#### [What is needed]
Whenever a line below holds the word "name", copy that line.

Segment Start: Data for processing

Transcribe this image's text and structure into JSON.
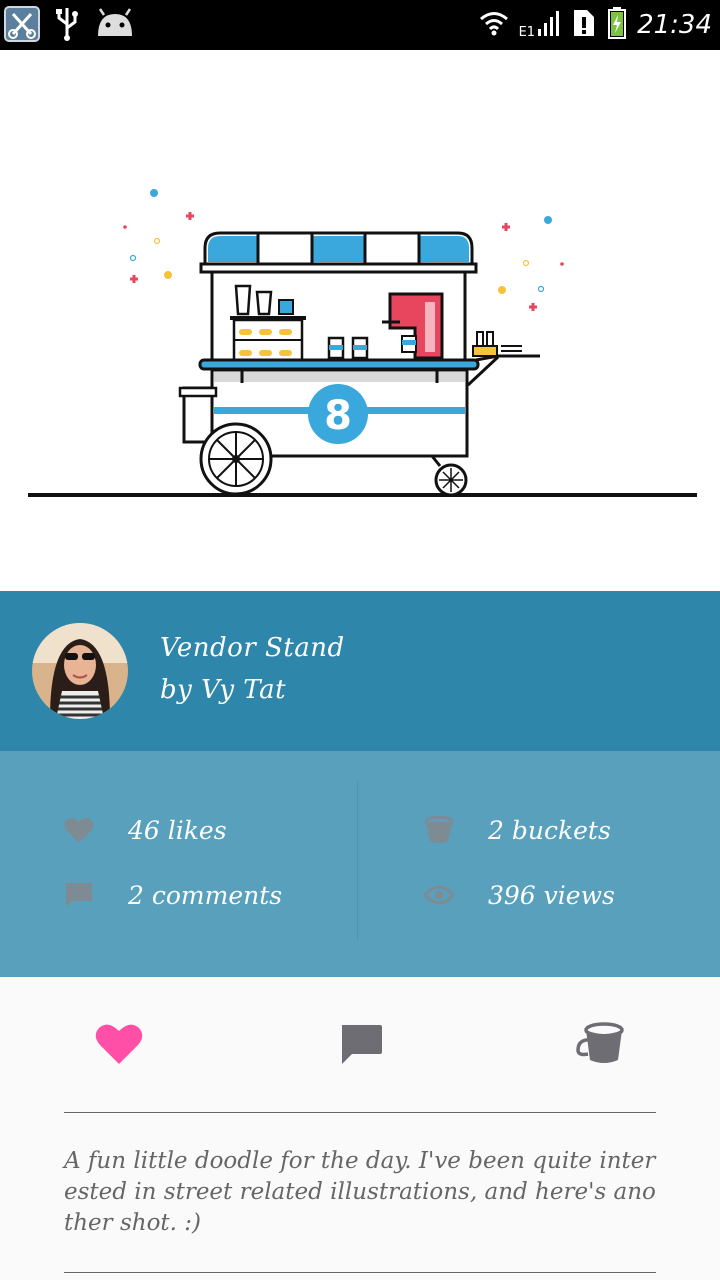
{
  "status_bar": {
    "time": "21:34",
    "network_label": "E1",
    "icons": [
      "app-scissors-icon",
      "usb-icon",
      "android-icon",
      "wifi-icon",
      "signal-icon",
      "sim-alert-icon",
      "battery-charging-icon"
    ]
  },
  "shot": {
    "title": "Vendor Stand",
    "author_line": "by Vy Tat",
    "badge_number": "8",
    "illustration": "vendor-cart-illustration"
  },
  "stats": {
    "likes": "46 likes",
    "buckets": "2 buckets",
    "comments": "2 comments",
    "views": "396 views"
  },
  "actions": {
    "like_color": "#ff4fa7",
    "icon_color": "#6d6d73",
    "items": [
      "like-icon",
      "comment-icon",
      "bucket-icon"
    ]
  },
  "description": "A fun little doodle for the day. I've been quite interested in street related illustrations, and here's another shot. :)",
  "colors": {
    "author_bar": "#2e86ab",
    "stats_panel": "#58a0bc",
    "status_bar": "#000000"
  }
}
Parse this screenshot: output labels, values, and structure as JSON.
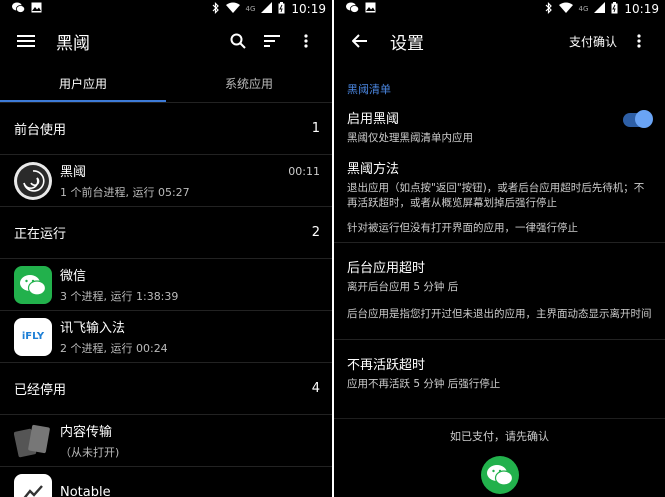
{
  "status_bar": {
    "time": "10:19",
    "network": "4G",
    "left_icons": [
      "wechat-icon",
      "image-icon"
    ],
    "right_icons": [
      "bluetooth-icon",
      "wifi-icon",
      "signal-icon",
      "battery-icon"
    ]
  },
  "left": {
    "toolbar": {
      "title": "黑阈",
      "icons": [
        "menu-icon",
        "search-icon",
        "sort-icon",
        "more-vert-icon"
      ]
    },
    "tabs": [
      {
        "label": "用户应用",
        "active": true
      },
      {
        "label": "系统应用",
        "active": false
      }
    ],
    "sections": [
      {
        "title": "前台使用",
        "count": "1",
        "apps": [
          {
            "name": "黑阈",
            "sub": "1 个前台进程, 运行 05:27",
            "time": "00:11",
            "icon": "heiyu-icon"
          }
        ]
      },
      {
        "title": "正在运行",
        "count": "2",
        "apps": [
          {
            "name": "微信",
            "sub": "3 个进程, 运行 1:38:39",
            "icon": "wechat-icon"
          },
          {
            "name": "讯飞输入法",
            "sub": "2 个进程, 运行 00:24",
            "icon": "ifly-icon",
            "icon_text": "iFLY"
          }
        ]
      },
      {
        "title": "已经停用",
        "count": "4",
        "apps": [
          {
            "name": "内容传输",
            "sub": "（从未打开)",
            "icon": "transfer-icon"
          },
          {
            "name": "Notable",
            "sub": "",
            "icon": "notable-icon"
          }
        ]
      }
    ]
  },
  "right": {
    "toolbar": {
      "title": "设置",
      "action": "支付确认",
      "icons": [
        "back-arrow-icon",
        "more-vert-icon"
      ]
    },
    "category": "黑阈清单",
    "items": [
      {
        "title": "启用黑阈",
        "desc": "黑阈仅处理黑阈清单内应用",
        "toggle": true
      },
      {
        "title": "黑阈方法",
        "desc": "退出应用（如点按\"返回\"按钮)，或者后台应用超时后先待机；不再活跃超时，或者从概览屏幕划掉后强行停止",
        "note": "针对被运行但没有打开界面的应用，一律强行停止"
      },
      {
        "title": "后台应用超时",
        "desc": "离开后台应用 5 分钟 后",
        "note": "后台应用是指您打开过但未退出的应用，主界面动态显示离开时间"
      },
      {
        "title": "不再活跃超时",
        "desc": "应用不再活跃 5 分钟 后强行停止"
      }
    ],
    "footer": {
      "text": "如已支付，请先确认",
      "button_icon": "wechat-pay-icon"
    }
  },
  "colors": {
    "accent": "#3d7bd8",
    "category": "#4a86e0",
    "wechat": "#22b14c",
    "background": "#000000"
  }
}
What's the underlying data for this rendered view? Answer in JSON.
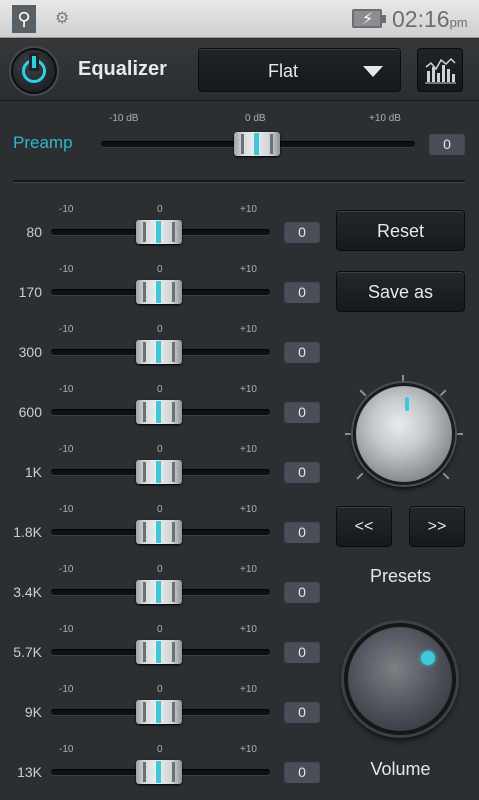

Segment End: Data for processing

#### [Response to this exercise]
            "name": "黑阈",
            "name": "微信",
            "name": "讯飞输入法",
            "name": "内容传输",
            "name": "Notable",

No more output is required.